Reflections on the past
The earliest human response to our condition in this universe is marked by the decorative art found in caves and objects. These first human gestures are what have been left behind; our shared history. It has always been true: some people scream and shout, some roll about in the dust and others create; any kind of creation involves observation, knowledge and interaction with your environment.
From the start the decorative art developed a language which employed: colour, texture, form and luminosity or reflection to create a narrative which although they have come from independent cultures with thousands of miles between them and no knowledge of each other, shared a common vocabulary.
Our early creative vocabulary would have been informed by the immediate natural world and the extent of communication with any neighbouring cultures. The most simple geometric designs employ light and dark with an apotropaic intent, these geometric designs would be seen as marking the threshold between the worlds of the living and the dead. The practice of using these type of geometric designs which not only trapped your line of vision,but also harmful forces , was used to protect people; with amulets, body painting, tatoos and clothing. The idea that such designs could neutralize malevolent forces was also later applied to buildings with paint and relief work.
There was a shared understanding for the significance of colour:
- White (spiritual world) life, newness, creation (semen, milk)
- Red (liminal world) transitional states (blood, mother to son, war, fire)
- Black (the world of the living) an imperfect human world ( earth, rain clouds, faeces)
ʺHis robe is the black of the last blood.ʺ Ted Hughes, King of Carrion
There are so many, but one of my favorite examples of these colours in action from the ancient world are the columns from the site at Ninhursag, close to the city of Ur (2500BC)
Also found in Mesopotamia is the earliest known use of glass , reflective material which eluded Europe for a few thousand years, until like so many things was ‘brought by the Romans .’
Reflective materials like copper, glass, shell were seen to signify otherworldly presences, or an ʺaesthetic of spiritual powerʺ Murphy (1992). This creative language can be seen in cultures from Australia to pre-Columbian America.
The modern decorative language borrows heavily from this early spiritual narrative, on occasions it has been regurgitated with no regard for its past , or future , but other examples are lovingly crafted and add life to the original idea.

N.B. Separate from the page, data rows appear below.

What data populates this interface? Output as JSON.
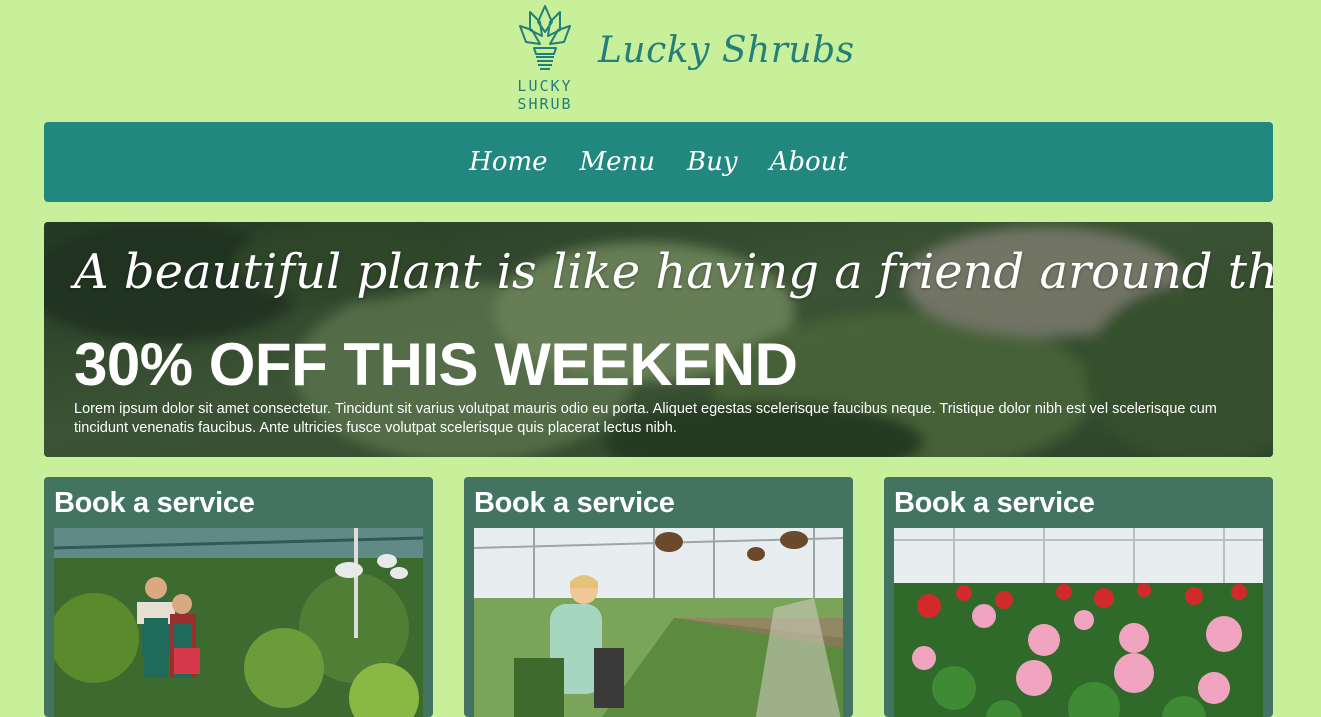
{
  "brand": {
    "logo_line1": "LUCKY",
    "logo_line2": "SHRUB",
    "name": "Lucky Shrubs"
  },
  "nav": {
    "items": [
      {
        "label": "Home"
      },
      {
        "label": "Menu"
      },
      {
        "label": "Buy"
      },
      {
        "label": "About"
      }
    ]
  },
  "hero": {
    "quote": "A beautiful plant is like having a friend around the house.",
    "offer": "30% OFF THIS WEEKEND",
    "body": "Lorem ipsum dolor sit amet consectetur. Tincidunt sit varius volutpat mauris odio eu porta. Aliquet egestas scelerisque faucibus neque. Tristique dolor nibh est vel scelerisque cum tincidunt venenatis faucibus. Ante ultricies fusce volutpat scelerisque quis placerat lectus nibh."
  },
  "cards": [
    {
      "title": "Book a service",
      "image": "greenhouse-couple-photo"
    },
    {
      "title": "Book a service",
      "image": "greenhouse-gardener-photo"
    },
    {
      "title": "Book a service",
      "image": "greenhouse-geraniums-photo"
    }
  ],
  "colors": {
    "page_bg": "#c8f09a",
    "brand": "#237f7a",
    "nav_bg": "#22877e",
    "card_bg": "#437361"
  }
}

Slumped glass, a method of slumping clear float glass over a carved mould to produce a textured glass, can produce some very interesting layers. Glass traps light in a very special way; as a material glass is described as an amorphous solid a state of matter, so no surprise it affects the light passing through it.
This unique ability to capture light and yet transmit , layered with colour and form , can present a very special material, something that retains a sense of ‘otherworldliness’ that the ancients must have felt.